Assuming that clarity of responsibility acts as a moderator in the mechanism of trust attribution for the economic downturn, I modeled the interaction between the compound index and job loss during the pandemic. Previously, I found a negative impact of unemployment on trust. For instance, the permanently unemployed respondents distrust the authorities to the most significant degree. Trust is higher among individuals who lost the market position temporarily and those who kept the jobs. Adding governmental responsibility to the relationship supports the previous findings. However, the trust’s divergences are minor when the clarity of responsibility is lower. People face difficulties assigning responsibility for economic outcomes in systems with polarized and less cohesive governments. The discrepancies between employment are visible in contexts with higher clarity of responsibility. Respondents who did not lose jobs or lost them temporarily trust higher in contexts where governments are united and less polarized. In contrast, permanently unemployed due to the pandemic, experience a greater distrust in such conditions blaming more cohesive cabinets for their losses.
Figure 1. Predicted trust in governments by the interaction between clarity of responsibility index and losing job during the pandemic.
Source: author’s calculation of marginal effects obtained from the multilevel regression model
I demonstrate that trust formation during crises diverges from peaceful times. While in ordinary times, trust is supposed to be lower under more united and cohesive governments who bear responsibility for policies, this outcome proves to be valid only for respondents who lost the job permanently. The harsh economic circumstances push them to blame incumbents when it is more evident to understand the governmental balance of power. Temporarily unemployed and employed individuals, in contrast, appreciate the united and coherent actors who can manage the pandemic. Such groups value the certainty over ambiguity and may experience the ‘rally around the leaders’ effect’ (e.g., Yam et al. 2020). Overall, these findings partially contradict the economic voting literature showing that higher clarity leads to lower governmental support (Hobolt, Tilley, and Banducci 2013). This mechanism coincides with the theory only for respondents who lost the job permanently.
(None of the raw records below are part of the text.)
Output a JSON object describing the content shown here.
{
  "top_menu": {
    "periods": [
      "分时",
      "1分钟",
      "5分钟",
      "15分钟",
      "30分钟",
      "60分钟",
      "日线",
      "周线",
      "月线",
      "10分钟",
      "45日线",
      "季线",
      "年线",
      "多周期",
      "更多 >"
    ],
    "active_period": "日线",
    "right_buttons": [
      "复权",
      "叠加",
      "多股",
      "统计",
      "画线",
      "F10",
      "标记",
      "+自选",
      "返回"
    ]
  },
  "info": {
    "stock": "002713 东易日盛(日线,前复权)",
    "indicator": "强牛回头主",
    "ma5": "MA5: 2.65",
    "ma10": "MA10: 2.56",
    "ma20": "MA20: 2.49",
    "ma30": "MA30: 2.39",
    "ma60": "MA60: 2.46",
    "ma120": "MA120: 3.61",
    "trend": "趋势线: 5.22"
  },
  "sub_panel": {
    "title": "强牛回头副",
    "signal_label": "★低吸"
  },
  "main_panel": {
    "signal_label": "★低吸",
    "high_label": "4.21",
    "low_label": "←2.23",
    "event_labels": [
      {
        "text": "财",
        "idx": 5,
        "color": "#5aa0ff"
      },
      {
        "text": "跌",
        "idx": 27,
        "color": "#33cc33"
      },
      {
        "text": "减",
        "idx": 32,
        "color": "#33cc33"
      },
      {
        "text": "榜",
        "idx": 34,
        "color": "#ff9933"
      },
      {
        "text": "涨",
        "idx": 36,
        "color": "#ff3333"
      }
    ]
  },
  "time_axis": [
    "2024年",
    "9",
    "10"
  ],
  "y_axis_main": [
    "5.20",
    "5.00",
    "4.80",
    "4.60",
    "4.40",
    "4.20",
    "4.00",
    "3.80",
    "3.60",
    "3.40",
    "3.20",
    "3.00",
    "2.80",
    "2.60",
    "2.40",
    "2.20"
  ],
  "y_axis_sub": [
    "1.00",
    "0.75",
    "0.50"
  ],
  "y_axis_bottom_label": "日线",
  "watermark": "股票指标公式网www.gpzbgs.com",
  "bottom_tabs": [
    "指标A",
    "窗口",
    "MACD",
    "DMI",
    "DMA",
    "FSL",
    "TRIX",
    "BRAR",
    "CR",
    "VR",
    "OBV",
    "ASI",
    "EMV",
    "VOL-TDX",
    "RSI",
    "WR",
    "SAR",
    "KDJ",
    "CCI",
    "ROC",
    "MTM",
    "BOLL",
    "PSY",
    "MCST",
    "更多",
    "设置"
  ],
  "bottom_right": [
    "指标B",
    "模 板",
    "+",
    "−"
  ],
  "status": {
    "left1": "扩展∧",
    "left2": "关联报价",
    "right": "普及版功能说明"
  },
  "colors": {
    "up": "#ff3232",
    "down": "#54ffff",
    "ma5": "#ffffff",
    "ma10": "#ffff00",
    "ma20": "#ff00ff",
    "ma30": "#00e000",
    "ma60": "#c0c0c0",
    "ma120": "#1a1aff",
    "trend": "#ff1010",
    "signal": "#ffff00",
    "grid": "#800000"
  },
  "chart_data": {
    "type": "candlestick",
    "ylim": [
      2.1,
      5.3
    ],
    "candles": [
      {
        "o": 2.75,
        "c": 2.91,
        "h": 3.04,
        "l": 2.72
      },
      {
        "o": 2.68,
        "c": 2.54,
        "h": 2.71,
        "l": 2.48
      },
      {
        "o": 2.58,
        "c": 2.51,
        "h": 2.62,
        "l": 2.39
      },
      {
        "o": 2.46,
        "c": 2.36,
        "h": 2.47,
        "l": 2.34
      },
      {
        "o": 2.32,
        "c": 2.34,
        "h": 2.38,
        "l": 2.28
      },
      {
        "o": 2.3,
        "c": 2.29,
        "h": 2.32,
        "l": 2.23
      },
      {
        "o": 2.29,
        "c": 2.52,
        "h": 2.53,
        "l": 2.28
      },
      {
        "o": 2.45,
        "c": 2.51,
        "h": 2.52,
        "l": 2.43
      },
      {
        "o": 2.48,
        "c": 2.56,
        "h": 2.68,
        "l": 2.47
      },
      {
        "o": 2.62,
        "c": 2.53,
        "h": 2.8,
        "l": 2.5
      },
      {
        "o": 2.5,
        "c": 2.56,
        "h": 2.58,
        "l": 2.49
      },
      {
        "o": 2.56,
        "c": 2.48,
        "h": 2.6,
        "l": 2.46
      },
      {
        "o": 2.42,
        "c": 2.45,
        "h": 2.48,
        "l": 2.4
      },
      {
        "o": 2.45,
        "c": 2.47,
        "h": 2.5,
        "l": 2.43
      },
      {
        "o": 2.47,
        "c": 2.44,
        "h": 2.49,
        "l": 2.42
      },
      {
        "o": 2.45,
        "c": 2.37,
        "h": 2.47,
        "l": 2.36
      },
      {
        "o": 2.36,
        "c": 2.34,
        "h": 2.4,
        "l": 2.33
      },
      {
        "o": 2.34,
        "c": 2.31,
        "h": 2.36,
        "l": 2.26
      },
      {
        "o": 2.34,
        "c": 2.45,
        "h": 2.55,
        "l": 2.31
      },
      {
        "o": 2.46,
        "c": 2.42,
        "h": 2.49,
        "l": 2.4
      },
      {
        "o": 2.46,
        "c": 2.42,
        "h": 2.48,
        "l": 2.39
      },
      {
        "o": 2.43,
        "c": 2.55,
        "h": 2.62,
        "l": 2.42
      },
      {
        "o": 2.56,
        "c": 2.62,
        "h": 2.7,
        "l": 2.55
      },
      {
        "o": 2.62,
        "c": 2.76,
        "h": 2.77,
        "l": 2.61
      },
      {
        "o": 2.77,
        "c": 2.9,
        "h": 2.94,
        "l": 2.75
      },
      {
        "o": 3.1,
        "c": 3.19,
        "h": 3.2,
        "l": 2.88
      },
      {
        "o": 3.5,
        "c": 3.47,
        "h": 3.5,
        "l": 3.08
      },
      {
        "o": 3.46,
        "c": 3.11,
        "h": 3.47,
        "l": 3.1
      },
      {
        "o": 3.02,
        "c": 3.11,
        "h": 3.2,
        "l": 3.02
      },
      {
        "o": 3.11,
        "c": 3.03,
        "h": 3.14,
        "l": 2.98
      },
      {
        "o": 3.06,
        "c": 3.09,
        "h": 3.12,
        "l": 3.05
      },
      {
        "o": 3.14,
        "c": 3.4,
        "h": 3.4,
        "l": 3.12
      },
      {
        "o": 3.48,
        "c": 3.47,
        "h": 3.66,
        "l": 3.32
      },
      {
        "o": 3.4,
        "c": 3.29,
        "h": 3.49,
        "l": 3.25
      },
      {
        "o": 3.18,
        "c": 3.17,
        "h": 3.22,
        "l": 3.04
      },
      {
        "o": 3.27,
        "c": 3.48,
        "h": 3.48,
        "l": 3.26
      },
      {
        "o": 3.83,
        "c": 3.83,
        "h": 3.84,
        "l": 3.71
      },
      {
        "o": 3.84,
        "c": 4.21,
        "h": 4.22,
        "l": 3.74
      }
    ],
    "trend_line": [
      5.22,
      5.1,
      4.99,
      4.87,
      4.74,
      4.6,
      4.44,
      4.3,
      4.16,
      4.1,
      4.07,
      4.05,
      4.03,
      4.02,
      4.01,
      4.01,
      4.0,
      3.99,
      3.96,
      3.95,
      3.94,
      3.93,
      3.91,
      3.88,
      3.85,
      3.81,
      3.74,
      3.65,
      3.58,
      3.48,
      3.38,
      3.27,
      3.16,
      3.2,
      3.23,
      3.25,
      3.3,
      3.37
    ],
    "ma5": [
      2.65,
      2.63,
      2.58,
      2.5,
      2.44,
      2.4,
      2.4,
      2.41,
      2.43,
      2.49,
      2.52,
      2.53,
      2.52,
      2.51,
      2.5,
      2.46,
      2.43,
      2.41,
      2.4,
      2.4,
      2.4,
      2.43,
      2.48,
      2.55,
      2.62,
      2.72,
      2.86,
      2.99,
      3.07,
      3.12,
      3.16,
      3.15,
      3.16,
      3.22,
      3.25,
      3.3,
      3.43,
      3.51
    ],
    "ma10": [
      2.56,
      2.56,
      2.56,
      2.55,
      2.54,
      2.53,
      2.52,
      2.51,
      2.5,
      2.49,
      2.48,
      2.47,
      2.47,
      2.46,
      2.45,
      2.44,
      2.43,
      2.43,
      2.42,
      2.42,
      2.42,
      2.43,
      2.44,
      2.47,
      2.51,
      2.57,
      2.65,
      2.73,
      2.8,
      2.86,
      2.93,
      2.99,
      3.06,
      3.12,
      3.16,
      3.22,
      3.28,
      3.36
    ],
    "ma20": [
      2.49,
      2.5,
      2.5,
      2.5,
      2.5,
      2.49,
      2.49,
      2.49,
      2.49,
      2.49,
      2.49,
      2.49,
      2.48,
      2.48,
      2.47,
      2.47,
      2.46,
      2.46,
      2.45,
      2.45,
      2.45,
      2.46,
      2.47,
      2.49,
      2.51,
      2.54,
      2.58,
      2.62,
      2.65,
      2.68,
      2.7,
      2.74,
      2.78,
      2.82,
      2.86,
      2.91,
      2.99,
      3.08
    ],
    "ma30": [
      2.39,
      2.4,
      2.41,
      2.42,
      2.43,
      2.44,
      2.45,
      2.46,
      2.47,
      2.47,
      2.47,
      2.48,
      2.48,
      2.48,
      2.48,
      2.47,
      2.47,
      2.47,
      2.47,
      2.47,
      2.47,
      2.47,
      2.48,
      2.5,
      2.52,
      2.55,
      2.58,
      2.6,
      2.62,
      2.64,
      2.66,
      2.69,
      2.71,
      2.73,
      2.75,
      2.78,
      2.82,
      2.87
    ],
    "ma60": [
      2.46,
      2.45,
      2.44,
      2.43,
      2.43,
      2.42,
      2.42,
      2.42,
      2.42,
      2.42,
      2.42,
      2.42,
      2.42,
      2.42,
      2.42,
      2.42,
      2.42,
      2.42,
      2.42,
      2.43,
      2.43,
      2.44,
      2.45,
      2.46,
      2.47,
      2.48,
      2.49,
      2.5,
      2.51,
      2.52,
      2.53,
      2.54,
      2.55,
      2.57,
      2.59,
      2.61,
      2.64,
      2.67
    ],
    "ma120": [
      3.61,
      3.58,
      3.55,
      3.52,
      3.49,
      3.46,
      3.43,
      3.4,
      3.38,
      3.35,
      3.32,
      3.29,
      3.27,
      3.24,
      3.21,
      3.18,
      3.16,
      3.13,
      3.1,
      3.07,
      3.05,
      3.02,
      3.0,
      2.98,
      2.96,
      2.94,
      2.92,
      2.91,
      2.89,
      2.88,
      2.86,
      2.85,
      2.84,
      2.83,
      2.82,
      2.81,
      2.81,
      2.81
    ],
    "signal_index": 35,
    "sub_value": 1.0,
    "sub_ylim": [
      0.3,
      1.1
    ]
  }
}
 Cabinets composition accounts for the period of the survey April – July 2020. Note that in Romania, the new coalition cabinet was formed in December 2020, consisting of the National Liberal Party, USR-PLUS Alliance, and Democratic Union of Hungarians (Casal Bértoa, F. 2021).
 The interaction effect between clarity index and losing a job is statistically significant (p-value <0.001**, t-statistic). The confidence intervals are computed on a 90% level and are overlapped due to the low difference between employment levels on the segment with low values of clarity index.